Consular policy shift a solution in search of a clear problem

Deny assistance to Canadians living abroad? It won’t work – The Globe and Mail

There is a real issue here, both financial and philosophical (what should be the extent of consular service provided to Canadian citizens that have minimal connection to Canada). Saunders is a bit too dismissive of the officials who quite properly identified the issue and possible options, although he does have a point on implementation challenges and risks. And a nice plug for the upcoming Citizenship Act proposed extension of residency requirements (which will not solve the consular issue, however):

And it would need to be very well-run indeed, because the risks are horrendous: Do we really want to create a situation where we will refuse to come to the aid of a Canadian citizen in deep trouble, just because she has a good job abroad and hasn’t had the wherewithal to take a trip home for a couple of years? Do we want to risk having a Canadian die abroad of a treatable malady, or suffer torture in a foreign prison, because we have inaccurately gauged their days spent in Canada?

It would be near-impossible to implement, open to tragic flaws, and probably unconstitutional.

Far better to deal with the problem of “Canadians of convenience” using a policy change suggested by Chris Alexander, the minister of citizenship and immigration: Change the rules for obtaining Canadian citizenship so that you’re required to have lived in Canada for four out of the last six years, rather than three out of the last four years.

This longer residency requirement would put Canada in line with many other Western countries. And it would solve the problem at its source, rather than through an awkward, expensive, inhumane and probably illegal attempt to deny assistance to Canadians abroad.

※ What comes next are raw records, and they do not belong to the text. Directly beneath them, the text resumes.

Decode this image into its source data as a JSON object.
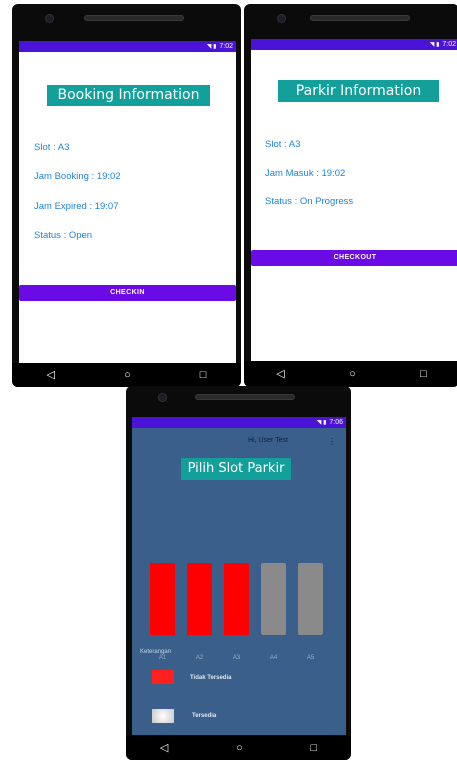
{
  "colors": {
    "status_bar": "#4b13d8",
    "button": "#6a0ae6",
    "title_bg": "#139f9a",
    "info_text": "#1e84d8",
    "parking_bg": "#3a5f8a",
    "slot_unavailable": "#ff0000",
    "slot_available": "#8a8a8a"
  },
  "booking": {
    "status_time": "7:02",
    "title": "Booking Information",
    "slot": "Slot : A3",
    "jam_booking": "Jam Booking : 19:02",
    "jam_expired": "Jam Expired : 19:07",
    "status": "Status : Open",
    "checkin_label": "CHECKIN"
  },
  "parkir": {
    "status_time": "7:02",
    "title": "Parkir Information",
    "slot": "Slot : A3",
    "jam_masuk": "Jam Masuk : 19:02",
    "status": "Status : On Progress",
    "checkout_label": "CHECKOUT"
  },
  "slots_screen": {
    "status_time": "7:06",
    "greeting": "Hi, User Test",
    "menu_icon": "⋮",
    "title": "Pilih Slot Parkir",
    "slots": [
      {
        "label": "A1",
        "available": false
      },
      {
        "label": "A2",
        "available": false
      },
      {
        "label": "A3",
        "available": false
      },
      {
        "label": "A4",
        "available": true
      },
      {
        "label": "A5",
        "available": true
      }
    ],
    "legend_title": "Keterangan",
    "legend_unavailable": "Tidak Tersedia",
    "legend_available": "Tersedia"
  },
  "nav": {
    "back": "◁",
    "home": "○",
    "recents": "□"
  },
  "status_icons": "◥ ▮"
}
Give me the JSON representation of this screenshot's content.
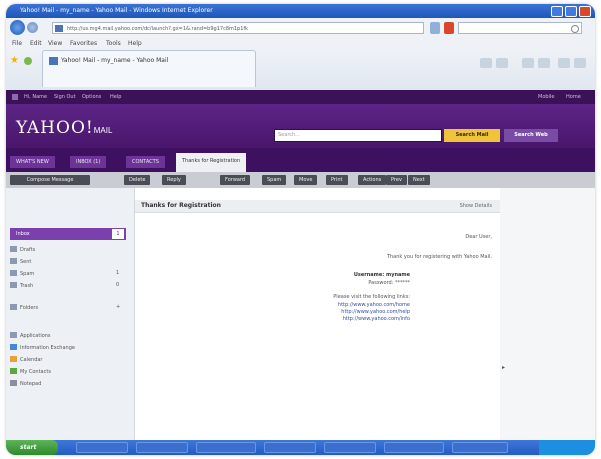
{
  "browser": {
    "title": "Yahoo! Mail - my_name - Yahoo Mail - Windows Internet Explorer",
    "address": "http://us.mg4.mail.yahoo.com/dc/launch?.gx=1&.rand=b9g17c8m1p1fk",
    "menu": [
      "File",
      "Edit",
      "View",
      "Favorites",
      "Tools",
      "Help"
    ],
    "tab_label": "Yahoo! Mail - my_name - Yahoo Mail"
  },
  "yahoo": {
    "top_links": [
      "Hi, Name",
      "Sign Out",
      "Options",
      "Help"
    ],
    "top_right": [
      "Mobile",
      "Home"
    ],
    "logo_main": "YAHOO!",
    "logo_sub": "MAIL",
    "search_placeholder": "Search...",
    "search_mail_btn": "Search Mail",
    "search_web_btn": "Search Web",
    "tabs": [
      "WHAT'S NEW",
      "INBOX (1)",
      "CONTACTS",
      "Thanks for Registration"
    ]
  },
  "toolbar": {
    "compose": "Compose Message",
    "buttons": [
      "Delete",
      "Reply",
      "Forward",
      "Spam",
      "Move",
      "Print",
      "Actions",
      "Prev",
      "Next"
    ]
  },
  "sidebar": {
    "inbox_label": "Inbox",
    "inbox_count": "1",
    "items": [
      {
        "label": "Drafts",
        "count": ""
      },
      {
        "label": "Sent",
        "count": ""
      },
      {
        "label": "Spam",
        "count": "1"
      },
      {
        "label": "Trash",
        "count": "0"
      },
      {
        "label": "Folders",
        "count": "+"
      }
    ],
    "apps_label": "Applications",
    "apps": [
      "Information Exchange",
      "Calendar",
      "My Contacts",
      "Notepad"
    ]
  },
  "message": {
    "subject": "Thanks for Registration",
    "meta": "Show Details",
    "lines": [
      "Dear User,",
      "Thank you for registering with Yahoo Mail.",
      "Username: myname",
      "Password: ******",
      "Please visit the following links:",
      "http://www.yahoo.com/home",
      "http://www.yahoo.com/help",
      "http://www.yahoo.com/info"
    ]
  },
  "taskbar": {
    "start": "start"
  }
}
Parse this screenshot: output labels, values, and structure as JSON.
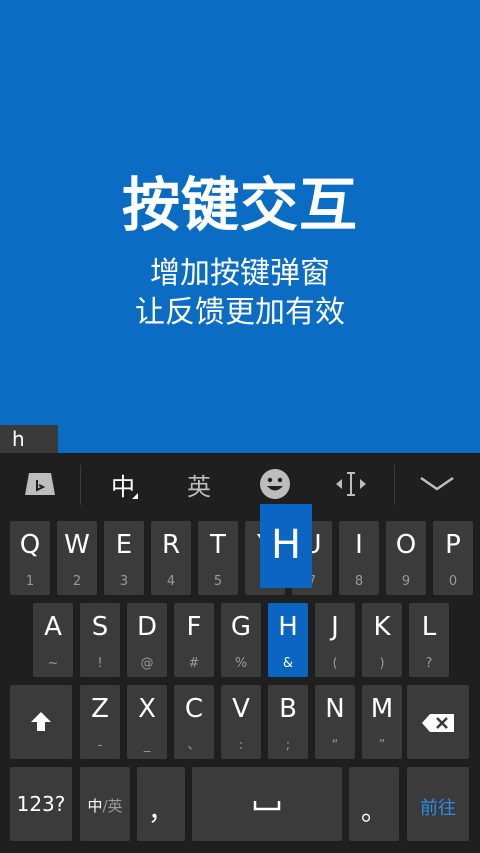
{
  "banner": {
    "title": "按键交互",
    "line1": "增加按键弹窗",
    "line2": "让反馈更加有效"
  },
  "composing_text": "h",
  "toolbar": {
    "chinese_label": "中",
    "english_label": "英",
    "icons": [
      "bing-icon",
      "emoji-icon",
      "cursor-move-icon",
      "collapse-keyboard-icon"
    ]
  },
  "popup_letter": "H",
  "rows": {
    "row1": [
      {
        "main": "Q",
        "sub": "1"
      },
      {
        "main": "W",
        "sub": "2"
      },
      {
        "main": "E",
        "sub": "3"
      },
      {
        "main": "R",
        "sub": "4"
      },
      {
        "main": "T",
        "sub": "5"
      },
      {
        "main": "Y",
        "sub": "6"
      },
      {
        "main": "U",
        "sub": "7"
      },
      {
        "main": "I",
        "sub": "8"
      },
      {
        "main": "O",
        "sub": "9"
      },
      {
        "main": "P",
        "sub": "0"
      }
    ],
    "row2": [
      {
        "main": "A",
        "sub": "~"
      },
      {
        "main": "S",
        "sub": "!"
      },
      {
        "main": "D",
        "sub": "@"
      },
      {
        "main": "F",
        "sub": "#"
      },
      {
        "main": "G",
        "sub": "%"
      },
      {
        "main": "H",
        "sub": "&"
      },
      {
        "main": "J",
        "sub": "("
      },
      {
        "main": "K",
        "sub": ")"
      },
      {
        "main": "L",
        "sub": "?"
      }
    ],
    "row3": [
      {
        "main": "Z",
        "sub": "-"
      },
      {
        "main": "X",
        "sub": "_"
      },
      {
        "main": "C",
        "sub": "、"
      },
      {
        "main": "V",
        "sub": ":"
      },
      {
        "main": "B",
        "sub": ";"
      },
      {
        "main": "N",
        "sub": "“"
      },
      {
        "main": "M",
        "sub": "”"
      }
    ]
  },
  "bottom": {
    "numbers": "123?",
    "lang_zh": "中",
    "lang_sep": "/英",
    "comma": "，",
    "period": "。",
    "enter": "前往"
  },
  "colors": {
    "accent": "#0a66c2",
    "banner": "#0b6cc4",
    "key": "#3b3b3b",
    "keyboard_bg": "#1f1f1f"
  }
}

Deny assistance to Canadians living abroad? It won’t work – The Globe and Mail.

The background article is here.